Using the station data statistical models were generated to estimate chlorophyll a, tripton (a function of TSS and chlorophyll a), and, eventually Kt, from the underway measurements. To estimate chlorophyll a and tripton both non-linear and linear regression analyses were attempted using the five underway measurements as the independent variables. Linear regression models proved as efficient as non-linear models and multiple regression models were somewhat better than simple regression models. The models estimating chlorophyll a and tripton from underway measurements explained over eighty percent of the variance.
Two different approaches were employed to model Kt. The first was mechanistic and based upon partial light attenuation coefficients for each factor. The concentrations estimated from the underway measurements were multiplied by the specific absorption coefficient (SAC) for each variable (determined from the literature or in the case of tripton by difference). These partial attenuation coefficients were then summed to get an overall light attenuation coefficient. This model explained 74.9% of the variance in Kt. However, there are some a priori weaknesses in this approach that may result in an underestimation of the influence of phytoplankton pigments and an overestimation of the influence of tripton.

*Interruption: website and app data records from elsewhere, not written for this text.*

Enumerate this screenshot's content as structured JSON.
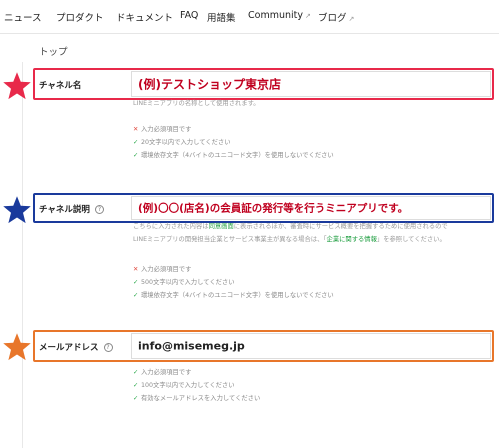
{
  "nav": {
    "items": [
      "ニュース",
      "プロダクト",
      "ドキュメント",
      "FAQ",
      "用語集",
      "Community",
      "ブログ"
    ],
    "external_icon": "↗"
  },
  "breadcrumb": "トップ",
  "colors": {
    "red": "#e8294a",
    "blue": "#1a3a9c",
    "orange": "#e8762a",
    "accent_text": "#c0001f"
  },
  "channel_name": {
    "label": "チャネル名",
    "value": "(例)テストショップ東京店",
    "description": "LINEミニアプリの名称として使用されます。",
    "rules": [
      "入力必須項目です",
      "20文字以内で入力してください",
      "環境依存文字（4バイトのユニコード文字）を使用しないでください"
    ]
  },
  "channel_description": {
    "label": "チャネル説明",
    "help_icon": "?",
    "value": "(例)〇〇(店名)の会員証の発行等を行うミニアプリです。",
    "description": {
      "part1": "こちらに入力された内容は",
      "link1": "同意画面",
      "part2": "に表示されるほか、審査時にサービス概要を把握するために使用されるので",
      "line2_part1": "LINEミニアプリの開発担当企業とサービス事業主が異なる場合は、「",
      "link2": "企業に関する情報",
      "line2_part2": "」を参照してください。"
    },
    "rules": [
      "入力必須項目です",
      "500文字以内で入力してください",
      "環境依存文字（4バイトのユニコード文字）を使用しないでください"
    ]
  },
  "email": {
    "label": "メールアドレス",
    "help_icon": "?",
    "value": "info@misemeg.jp",
    "rules": [
      "入力必須項目です",
      "100文字以内で入力してください",
      "有効なメールアドレスを入力してください"
    ]
  },
  "rule_marks": {
    "error": "✕",
    "ok": "✓"
  }
}
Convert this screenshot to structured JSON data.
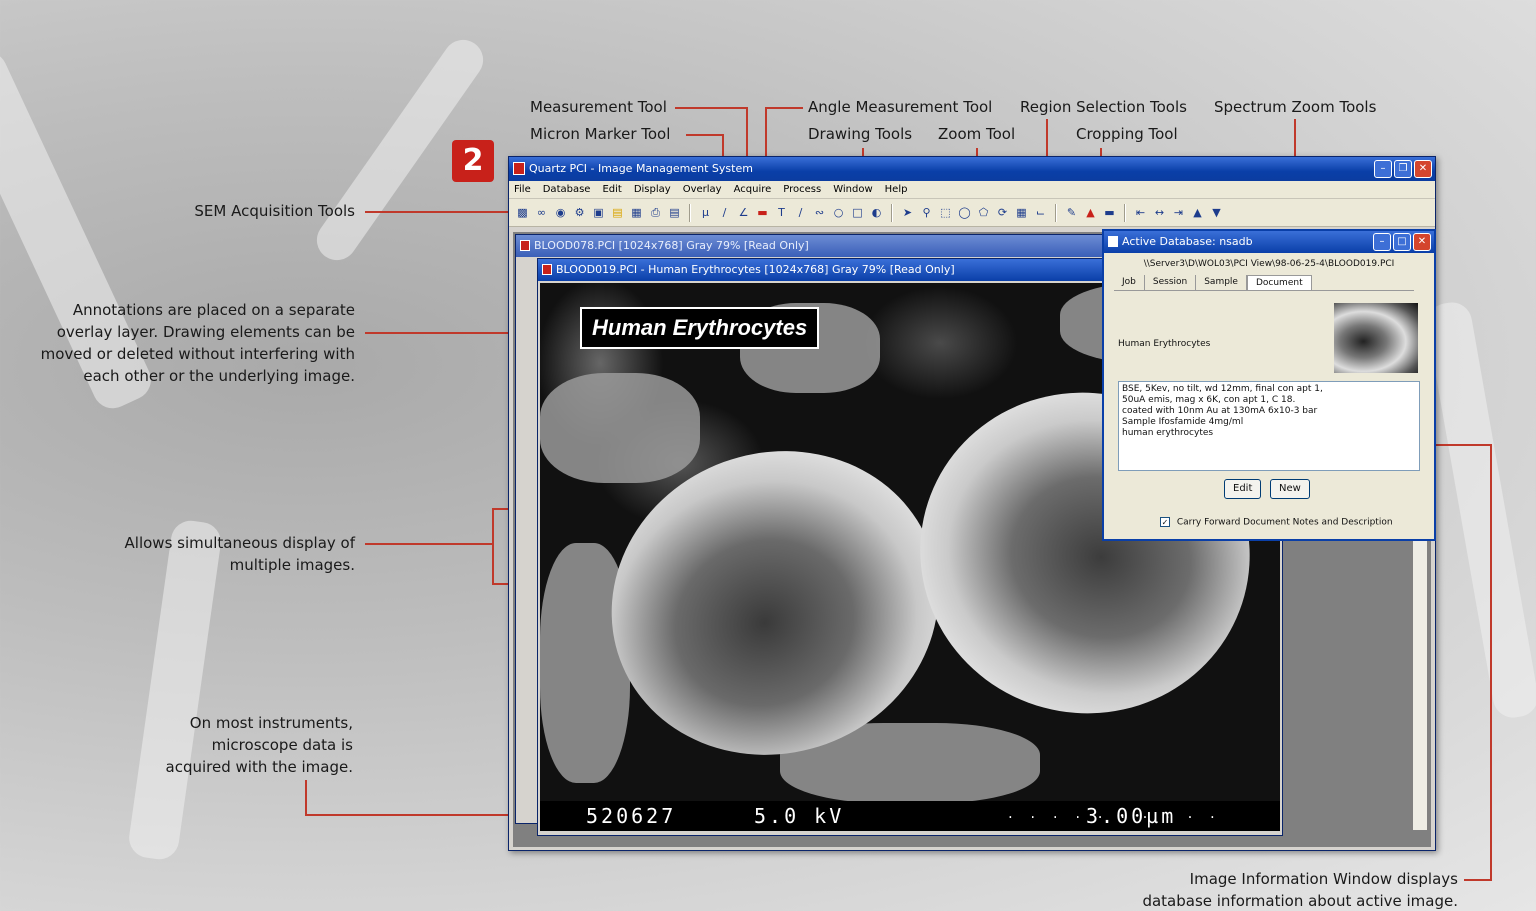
{
  "step_number": "2",
  "callouts": {
    "measurement_tool": "Measurement Tool",
    "micron_marker_tool": "Micron Marker Tool",
    "angle_measurement_tool": "Angle Measurement Tool",
    "drawing_tools": "Drawing Tools",
    "zoom_tool": "Zoom Tool",
    "region_selection_tools": "Region Selection Tools",
    "cropping_tool": "Cropping Tool",
    "spectrum_zoom_tools": "Spectrum Zoom Tools",
    "sem_acquisition_tools": "SEM Acquisition Tools",
    "annotations": [
      "Annotations are placed on a separate",
      "overlay layer. Drawing elements can be",
      "moved or deleted without interfering with",
      "each other or the underlying image."
    ],
    "multiple_images": [
      "Allows simultaneous display of",
      "multiple images."
    ],
    "microscope_data": [
      "On most instruments,",
      "microscope data is",
      "acquired with the image."
    ],
    "image_info_window": [
      "Image Information Window displays",
      "database information about active image."
    ]
  },
  "app": {
    "title": "Quartz PCI - Image Management System",
    "menu": [
      "File",
      "Database",
      "Edit",
      "Display",
      "Overlay",
      "Acquire",
      "Process",
      "Window",
      "Help"
    ]
  },
  "child_windows": {
    "back_title": "BLOOD078.PCI [1024x768] Gray 79% [Read Only]",
    "front_title": "BLOOD019.PCI - Human Erythrocytes [1024x768] Gray 79% [Read Only]",
    "annotation_text": "Human  Erythrocytes",
    "databar_id": "520627",
    "databar_kv": "5.0  kV",
    "databar_scale": "3.00µm",
    "scale_dots": ". . . . . . . . . ."
  },
  "active_db": {
    "title": "Active Database: nsadb",
    "path": "\\\\Server3\\D\\WOL03\\PCI View\\98-06-25-4\\BLOOD019.PCI",
    "tabs": [
      "Job",
      "Session",
      "Sample",
      "Document"
    ],
    "description": "Human Erythrocytes",
    "notes": [
      "BSE, 5Kev, no tilt, wd 12mm, final con apt 1,",
      "50uA emis, mag x 6K, con apt 1, C 18.",
      "",
      "coated with 10nm Au at 130mA 6x10-3 bar",
      "",
      "Sample Ifosfamide 4mg/ml",
      "human erythrocytes"
    ],
    "edit_label": "Edit",
    "new_label": "New",
    "carry_forward_label": "Carry Forward Document Notes and Description",
    "carry_forward_checked": "✓"
  },
  "colors": {
    "accent": "#c8211a",
    "leader": "#c0392b",
    "titlebar": "#0a3fa8"
  }
}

The second approach to modeling Kt was statistical (specifically multiple regression analysis). This relaxes some of the constraints of the previous model allowing the regression analysis to estimate “pseudo-SACs” for each factor. Some of these “pseudo-SACs” differed greatly from the previously employed SACs. However, these “pseudo-SACs” were in fact comparable to those calculated using a similar approach in Chesapeake Bay. Some differences are to be expected due to differences in phytoplankton species composition, CDOM chromophores, and the particle size and composition of suspended sediments.
F igure 1. Plot of the mean light attenuation coefficient, Kt, estimated via the mechanistic model from the underway data sets.
While the multiple regression model was marginally more efficient, the two models predicted similar values. In fact, a 0.944 coefficient of determination was found when the results from the two models were regressed upon each other. The mechanistic model was then used to generate high-density maps of attenuation in the Bay from the underway data sets. The mean of these maps is shown in figure 1.
The results of this analysis were then used to determine the sub-areas in the Bay where light-limitation is sufficient to limit phytoplankton primary production and seagrass growth. The light attenuation relationship generated, as well as the partial attenuation coefficients can be used in subsequent water quality models and for ground-truth of satellite remote sensing. NOAA/AOML expects to continue this monthly monitoring over the coming decades as CERP is implemented.
Christopher Kelble, CIMAS-NOAA/AOML/OCD, 4301 Rickenbacker Causeway, Miami, FL 33149